__What you are asked to do__. Retrieve every line of the data holding the word "Salvar".

__Entries from a dataset of interfaces__.
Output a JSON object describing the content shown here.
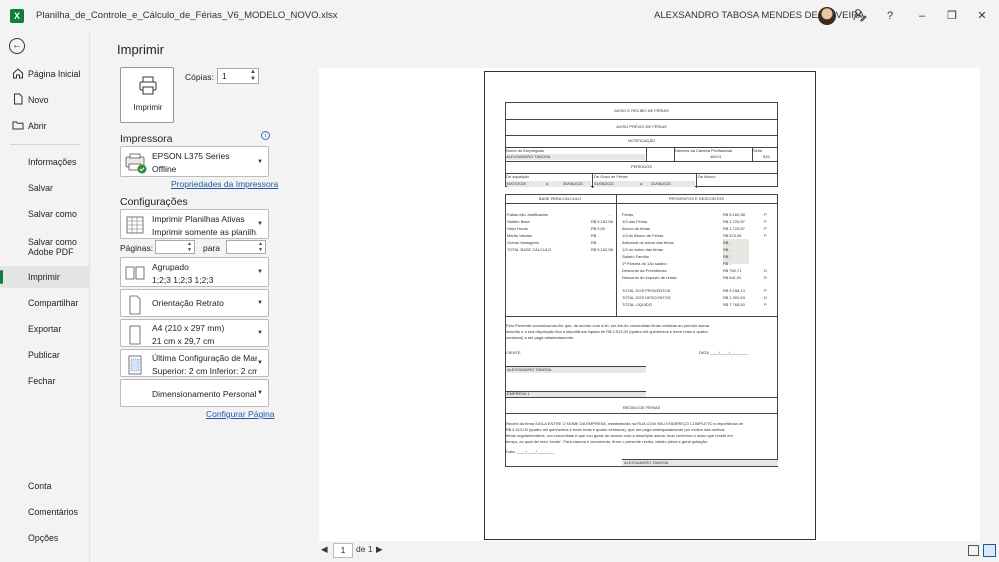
{
  "window": {
    "file_name": "Planilha_de_Controle_e_Cálculo_de_Férias_V6_MODELO_NOVO.xlsx",
    "user_name": "ALEXSANDRO TABOSA MENDES DE OLIVEIRA",
    "help_glyph": "?",
    "min_glyph": "–",
    "max_glyph": "❐",
    "close_glyph": "✕"
  },
  "nav": {
    "back_glyph": "←",
    "items": [
      {
        "label": "Página Inicial",
        "icon": "home-icon"
      },
      {
        "label": "Novo",
        "icon": "new-document-icon"
      },
      {
        "label": "Abrir",
        "icon": "folder-icon"
      },
      {
        "label": "Informações"
      },
      {
        "label": "Salvar"
      },
      {
        "label": "Salvar como"
      },
      {
        "label": "Salvar como Adobe PDF"
      },
      {
        "label": "Imprimir"
      },
      {
        "label": "Compartilhar"
      },
      {
        "label": "Exportar"
      },
      {
        "label": "Publicar"
      },
      {
        "label": "Fechar"
      },
      {
        "label": "Conta"
      },
      {
        "label": "Comentários"
      },
      {
        "label": "Opções"
      }
    ]
  },
  "print": {
    "title": "Imprimir",
    "button_label": "Imprimir",
    "copies_label": "Cópias:",
    "copies_value": "1",
    "printer_header": "Impressora",
    "printer_name": "EPSON L375 Series",
    "printer_status": "Offline",
    "printer_properties": "Propriedades da Impressora",
    "settings_header": "Configurações",
    "what_title": "Imprimir Planilhas Ativas",
    "what_sub": "Imprimir somente as planilh...",
    "pages_label": "Páginas:",
    "to_label": "para",
    "collate_title": "Agrupado",
    "collate_sub": "1;2;3    1;2;3    1;2;3",
    "orientation": "Orientação Retrato",
    "paper_title": "A4 (210 x 297 mm)",
    "paper_sub": "21 cm x 29,7 cm",
    "margins_title": "Última Configuração de Mar...",
    "margins_sub": "Superior: 2 cm Inferior: 2 cm...",
    "scaling": "Dimensionamento Personali...",
    "page_setup": "Configurar Página",
    "current_page": "1",
    "of_pages": "de 1",
    "info_glyph": "i",
    "caret_glyph": "▼",
    "spin_up": "▲",
    "spin_down": "▼",
    "prev_glyph": "◀",
    "next_glyph": "▶"
  },
  "sheet": {
    "h1": "AVISO E RECIBO DE FÉRIAS",
    "h2": "AVISO PRÉVIO DE FÉRIAS",
    "h3": "NOTIFICAÇÃO",
    "emp_label": "Nome do Empregado",
    "emp_value": "ALEXSANDRO TABOSA",
    "ctps_label": "Número da Carteira Profissional",
    "ctps_value": "48474",
    "serie_label": "Série",
    "serie_value": "534",
    "periodo": "PERÍODOS",
    "aq_label": "De aquisição",
    "aq_from": "06/07/2020",
    "aq_a": "a",
    "aq_to": "30/06/2021",
    "goz_label": "De Gozo de Férias",
    "goz_from": "01/06/2021",
    "goz_to": "31/06/2021",
    "abono_label": "De Abono",
    "base": "BASE PARA CÁLCULO",
    "proventos": "PROVENTOS E DESCONTOS",
    "faltas": "Faltas não Justificadas",
    "faltas_v": "-",
    "salario": "Salário Base",
    "salario_v": "R$   5.162,58",
    "vale": "Valor Horas",
    "vale_v": "R$     0,00",
    "media": "Média Valores",
    "media_v": "R$        -",
    "outras": "Outras Vantagens",
    "outras_v": "R$        -",
    "total_base": "TOTAL BASE CÁLCULO",
    "total_base_v": "R$   5.162,58",
    "p1": "Férias",
    "p1_v": "R$   5.162,58",
    "p1_f": "P",
    "p2": "1/3 das Férias",
    "p2_v": "R$   1.720,87",
    "p2_f": "P",
    "p3": "Abono de férias",
    "p3_v": "R$   1.720,87",
    "p3_f": "P",
    "p4": "1/3 do Abono de Férias",
    "p4_v": "R$     573,96",
    "p4_f": "P",
    "p5": "Adicional do dobro das férias",
    "p5_v": "R$        -",
    "p6": "1/3 do dobro das férias",
    "p6_v": "R$        -",
    "p7": "Salário Família",
    "p7_v": "R$        -",
    "p8": "1ª Parcela do 13o salário",
    "p8_v": "R$        -",
    "p9": "Desconto da Previdência",
    "p9_v": "R$     750,71",
    "p9_f": "D",
    "p10": "Desconto do imposto de renda",
    "p10_v": "R$     641,92",
    "p10_f": "D",
    "t1": "TOTAL DOS PROVENTOS",
    "t1_v": "R$   9.158,13",
    "t1_f": "P",
    "t2": "TOTAL DOS DESCONTOS",
    "t2_v": "R$   1.392,63",
    "t2_f": "D",
    "t3": "TOTAL LÍQUIDO",
    "t3_v": "R$   7.765,50",
    "t3_f": "P",
    "para1": "Pelo Presente comunicamos-lhe que, de acordo com a lei, ser-lhe-ão concedidas férias relativas ao período acima",
    "para2": "descrito e à sua disposição fica a importância líquida de R$ 4.513,00 (quatro mil quinhentos e treze reais e quatro",
    "para3": "centavos) a ser paga adiantadamente.",
    "ciente": "CIENTE",
    "data": "DATA ____/____/________",
    "sig1": "ALEXSANDRO TABOSA",
    "empresa": "EMPRESA 1",
    "recibo": "RECIBO DE FÉRIAS",
    "rec1": "Recebi da firma SIGLA ENTRE O NOME DA EMPRESA, estabelecida na RUA COM SEU ENDEREÇO COMPLETO a importância de",
    "rec2": "R$ 4.513,00 (quatro mil quinhentos e treze reais e quatro centavos), que me paga antecipadamente por motivo das minhas",
    "rec3": "férias regulamentares, ora concedidas e que vou gozar de acordo com a descrição acima, tudo conforme o aviso que recebi em",
    "rec4": "tempo, ao qual dei meu 'ciente'. Para clareza e documento, firmo o presente recibo, dando plena e geral quitação.",
    "data2": "Data: ____/____/________",
    "sig2": "ALEXSANDRO TABOSA"
  }
}
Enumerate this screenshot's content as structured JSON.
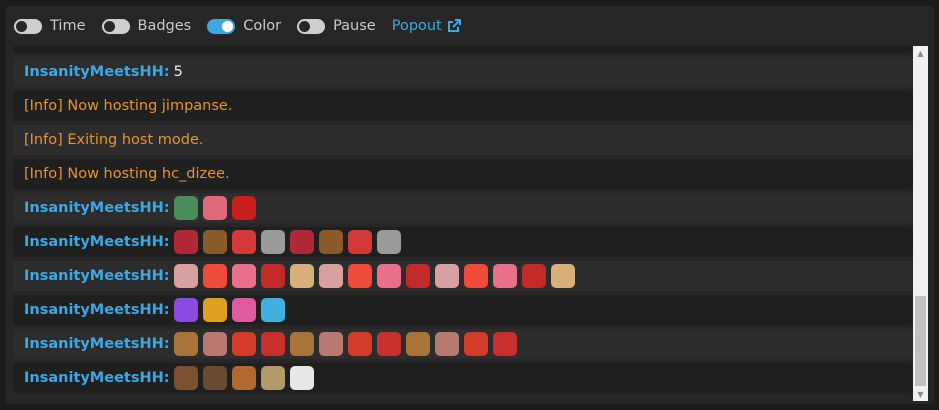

__The completed task__.
        "label": "Salvar"
        "label": "Salvar como"
        "label": "Salvar como Adobe PDF"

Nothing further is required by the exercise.